Cable was  Originally bid on the news that Teresa May would potentially allow Brexit deal changes by Parliament. However, these gains were unwound on Bank of England analysis of the large, negative impact of a Cliff Edge and disorderly Brexit. Facing a losing battle in Parliament, UK Prime Minister Teresa May is allowing Parliament to vote on a series of amendments to her Brexit deal before the motion on the deal is voted on (11 December). This may include votes on a possible second referendum or for the Government to seek a customs union with the EU where, otherwise, the PM had intended to block changes to the deal. As it stands, votes are not in May’s favour and a no-deal Brexit remains a very real possibility. Meanwhile, the Bank of England estimates that in a worst case scenario a disorderly Brexit could reduce UK GDP by 8%, house prices by 30% and the GBP by 25% leaving cable, based on current levels, below parity at 0.9600. As for the cross, the bears took a trip to the downside, with the price travelling from 0.8875 to a low of 0.8810. EUR/GBP settled, however, unchanged at 0.8856.

USD/JPY fell from 114.04 to 113.44 on the  “just below”, not “far away” from neutral policy rate comment. A more data dependent Fed is likely to keep a lid on the widening on the JP/US spread. Much now will depend on the outcome of the Xi/Trump summit, but hard to say whether the dollar can catch too much of a bid on a negative outcome which could drive the yen much higher in a risk-off environment. At this juncture, with the US benchmarks stabilising, the yen is stalling vs the greenback in the 113.40s. As for the commodity complex, it was mostly higher on the prospect for a weaker dollar and that fed through to the Aussie.

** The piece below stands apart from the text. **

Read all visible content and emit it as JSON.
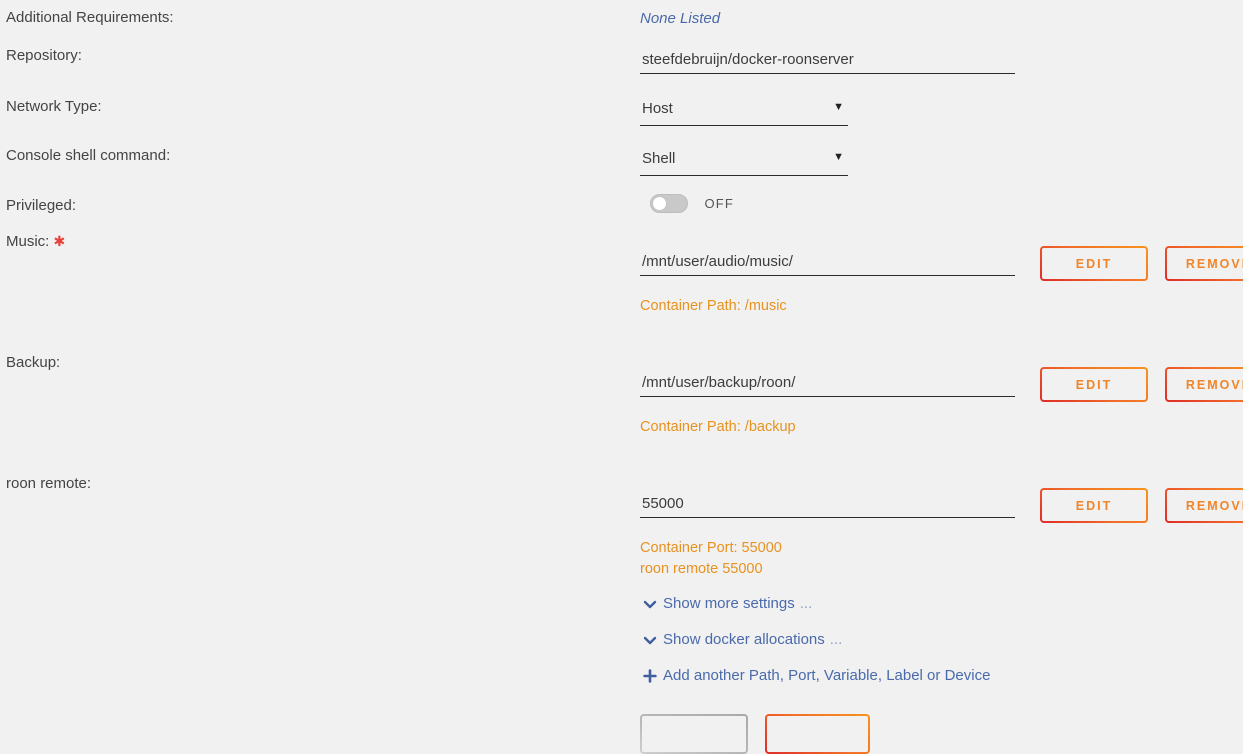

AUD/USD spiked to 0.7326 after a stable start to the day between 0.7220 and 0.7240. The AU-US yield spread tightened sharply and AUD/USD vaulted the 0.73 handle, crashing through the 10-DMA en-route to Nov’s peak up at 0.7337 leaving the technical picture leaning bullish as RSIs rise and the pair holds above 10 & 21-DMAs and daily cloud.

As for Gold, for December delivery, it rose $10.20, or by 0.8%, to settle at $1,223.60/oz after earlier tapping a low of $1,210.50. We now move to Gold for February delivery which has higher open-interest volume now, adding $9.90, or 0.8%, to close at $1,229.80/oz. Spot gold rallied from $1,213 to a high of $1,224 on the  “just below”, not “far away” from neutral policy rate comment. Gold has more to go on a weaker dollar, especially if the sentiment is for a slower US economy and if the Fed’s campaign of rate hikes are ending considerably sooner.  The DJIA surged more than 600 points, as investors interpreted Federal Reserve Chairman Jerome Powell’s comments on interest rates as dovish, or ended higher by 2.5%, to settle at  25,366.43.

Key notes from US session:

  • Breaking News: USD falls sharply as Fed’s Powell says policy rate is ‘just below’ estimates of neutral
  • Wall Street records solid gains following Powell’s dovish shift
  • US dollar bulls pack their bags as bears take DXY down to test critical trend line support and 38.2% Fibo confluence

Key events ahead:

Analysts at Westpac note that Australia’s Q3 private capex is expected to rise 1.0% following Q2’s 2.5% decline:

“Westpac is forecasting a 0.4% increase with building and structures broadly flat while equipment spending lifts 0.8%, reversing a 0.9% fall in Q2. 2018/19 capex plans estimate 4 is anticipated to be 108.5bn AUD. The industry mix of capex plans is significant with the focus on whether the uptrend in non-mining business investment extends through 2018/19.”